"As soon as I transcend those invisible walls, there are always people behind them"
- Lua Ribeira
Your projects betray a strong degree of familiarity and closeness with your subjects. Is that an important aspect of documentary work for you – creating a connection with those you photograph?
I know exactly what you mean. I think the closer you are to those you portray, that greater that closeness, the more you are forced to face yourself, your own prejudices, and the question of your closeness to others.
Do you think that with certain projects in the future you might want to work with more distance?
The barriers are always there, structurally. But perhaps, when you are open and ready to accept that distance, that barrier, then, the clothes, the manners or the make up, become external elements, like the weather. They can become something you play with, while you are photographing someone who is essentially just like you.
I think the freedom to accept the different, initially as strange, makes it all fade. I could be anyone. If I work without that closeness, I would not have much left to say… But maybe, the closer I really am, the more removed I can be in the images? This is interesting, because the physical distance does not matter, but the real distance, you can see that straight away in a photo.
Your work often blends the capturing of raw events or a naturalistic approach, with more constructed images – how do you feel about blending these types of photography?
It depends what we mean by ‘raw events’. I like actions and events that we all share, that are somehow universal. Perhaps we live in a place where some of those are hidden. But we are animals.
Sometimes I play with theatrical stimuli, because I am too impatient to wait for things to happen. Like the ‘funeral’ image from The Aristocrats. This is my way of working, to create situations, like we all do, with more or less intensity. I am very much inside the image. But, the people I photograph are always dealing with whatever the situation is, so I am not there with full control at all, that is important for my work. I like the result, and I am still learning what is it that I am really looking for. That search is what keeps the work, and the struggle, alive.

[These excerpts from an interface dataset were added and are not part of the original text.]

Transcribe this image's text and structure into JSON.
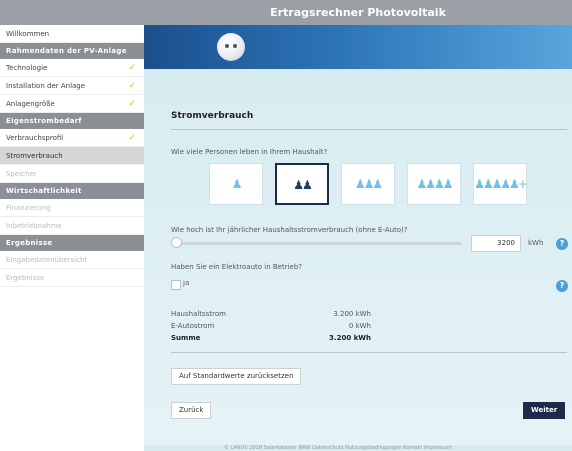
{
  "header": {
    "title": "Ertragsrechner Photovoltaik"
  },
  "sidebar": {
    "welcome": "Willkommen",
    "groups": [
      {
        "title": "Rahmendaten der PV-Anlage",
        "items": [
          {
            "label": "Technologie",
            "done": true
          },
          {
            "label": "Installation der Anlage",
            "done": true
          },
          {
            "label": "Anlagengröße",
            "done": true
          }
        ]
      },
      {
        "title": "Eigenstrombedarf",
        "items": [
          {
            "label": "Verbrauchsprofil",
            "done": true
          },
          {
            "label": "Stromverbrauch",
            "active": true
          },
          {
            "label": "Speicher",
            "disabled": true
          }
        ]
      },
      {
        "title": "Wirtschaftlichkeit",
        "items": [
          {
            "label": "Finanzierung",
            "disabled": true
          },
          {
            "label": "Inbetriebnahme",
            "disabled": true
          }
        ]
      },
      {
        "title": "Ergebnisse",
        "items": [
          {
            "label": "Eingabedatenübersicht",
            "disabled": true
          },
          {
            "label": "Ergebnisse",
            "disabled": true
          }
        ]
      }
    ],
    "check_glyph": "✓"
  },
  "main": {
    "section_title": "Stromverbrauch",
    "q_persons": "Wie viele Personen leben in Ihrem Haushalt?",
    "persons": [
      {
        "count": 1,
        "selected": false
      },
      {
        "count": 2,
        "selected": true
      },
      {
        "count": 3,
        "selected": false
      },
      {
        "count": 4,
        "selected": false
      },
      {
        "count": 5,
        "selected": false,
        "plus": "+"
      }
    ],
    "q_consumption": "Wie hoch ist Ihr jährlicher Haushaltsstromverbrauch (ohne E-Auto)?",
    "consumption_value": "3200",
    "consumption_unit": "kWh",
    "help_glyph": "?",
    "q_ecar": "Haben Sie ein Elektroauto in Betrieb?",
    "ecar_option": "ja",
    "summary": [
      {
        "label": "Haushaltsstrom",
        "value": "3.200 kWh"
      },
      {
        "label": "E-Autostrom",
        "value": "0 kWh"
      },
      {
        "label": "Summe",
        "value": "3.200 kWh",
        "total": true
      }
    ],
    "reset_label": "Auf Standardwerte zurücksetzen",
    "back_label": "Zurück",
    "next_label": "Weiter"
  },
  "footer": {
    "text": "© LANUV 2018  Solarkataster NRW  Datenschutz  Nutzungsbedingungen  Kontakt  Impressum"
  },
  "colors": {
    "accent_dark": "#1e2a4a",
    "check": "#f0b429",
    "help": "#4a9fd6",
    "figure_light": "#6fc2e6"
  }
}
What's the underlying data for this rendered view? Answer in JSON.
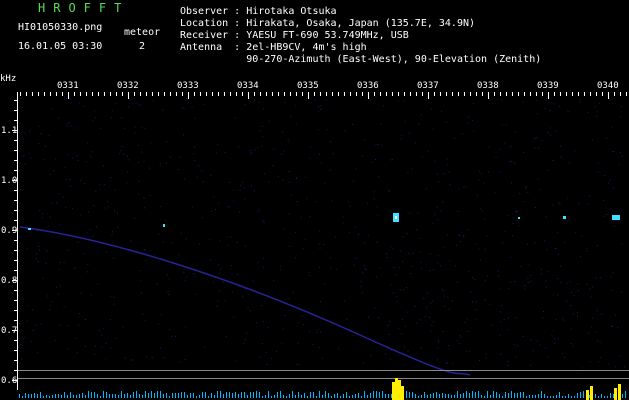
{
  "app": {
    "brand": "HROFFT",
    "filename": "HI01050330.png",
    "datetime": "16.01.05 03:30",
    "meteor_label": "meteor",
    "meteor_count": "2"
  },
  "station": {
    "observer": "Observer : Hirotaka Otsuka",
    "location": "Location : Hirakata, Osaka, Japan (135.7E, 34.9N)",
    "receiver": "Receiver : YAESU FT-690 53.749MHz, USB",
    "antenna": "Antenna  : 2el-HB9CV, 4m's high",
    "antenna2": "           90-270-Azimuth (East-West), 90-Elevation (Zenith)"
  },
  "axes": {
    "freq_unit": "kHz",
    "freq_ticks": [
      "1.1",
      "1.0",
      "0.9",
      "0.8",
      "0.7",
      "0.6"
    ],
    "time_ticks": [
      "0331",
      "0332",
      "0333",
      "0334",
      "0335",
      "0336",
      "0337",
      "0338",
      "0339",
      "0340"
    ]
  },
  "colors": {
    "background": "#000000",
    "text": "#ffffff",
    "brand": "#55dd55",
    "noise": "#1a1a6e",
    "trace": "#2a2ab0",
    "meteor": "#3fe0ff",
    "meteor_core": "#ffffff",
    "baseline": "#888888",
    "spectrum_low": "#00b8ff",
    "spectrum_peak": "#ffee00"
  }
}
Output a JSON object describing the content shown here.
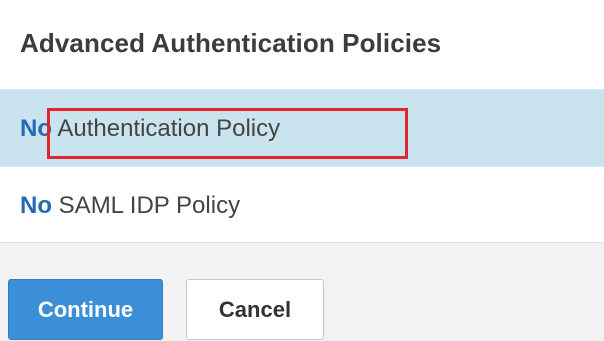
{
  "header": {
    "title": "Advanced Authentication Policies"
  },
  "policies": [
    {
      "prefix": "No",
      "name": "Authentication Policy",
      "selected": true
    },
    {
      "prefix": "No",
      "name": "SAML IDP Policy",
      "selected": false
    }
  ],
  "buttons": {
    "continue_label": "Continue",
    "cancel_label": "Cancel"
  },
  "colors": {
    "accent_blue": "#2469b3",
    "selected_row_bg": "#c9e4ef",
    "primary_button_bg": "#3b8fd6",
    "highlight_border": "#e1252f"
  }
}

How does your project on the synthetic drug spice tie into the things we have discussed. Do you see these individuals as another important window onto that human condition you mentioned, as living outside those social constructs of normality?
Well, this work is ongoing. And it is difficult to make. The energy of that particular environment is hard, very low and urgent. If you go out in Bristol, the homeless are all you see, and it reveals so much about the place we live in. They are a window, yes. Or maybe they are a mirror. In this structure we exist in, they have to be there for us to be here.
These people live outside the definition of what is ‘socially acceptable’. They are in a situation where intimacy disappears, where relationships are very intense and dependent, the dynamics between gender are very tough, where protection and survival are key… I have learned so much from them, and I have become close to some of them. But I am on another plane, that clash, it is painful and complicated.
Fashion is another area you are interested in exploring in the future. How do you feel your documentary practice informs or feeds into more commercial work that you do?
Fashion, for me, is a terrific way to play with images. It allows me to go anywhere in my head and come up a with a story, without any apparent reasons behind it. It is very useful, because I can play with concepts or ideas I am searching for in my own personal work.
A photographer colleague was telling me the other day, “Yes, you’re right, it is fun – fashion photography – but it is not important, because it is not real life.” I am not so sure about that.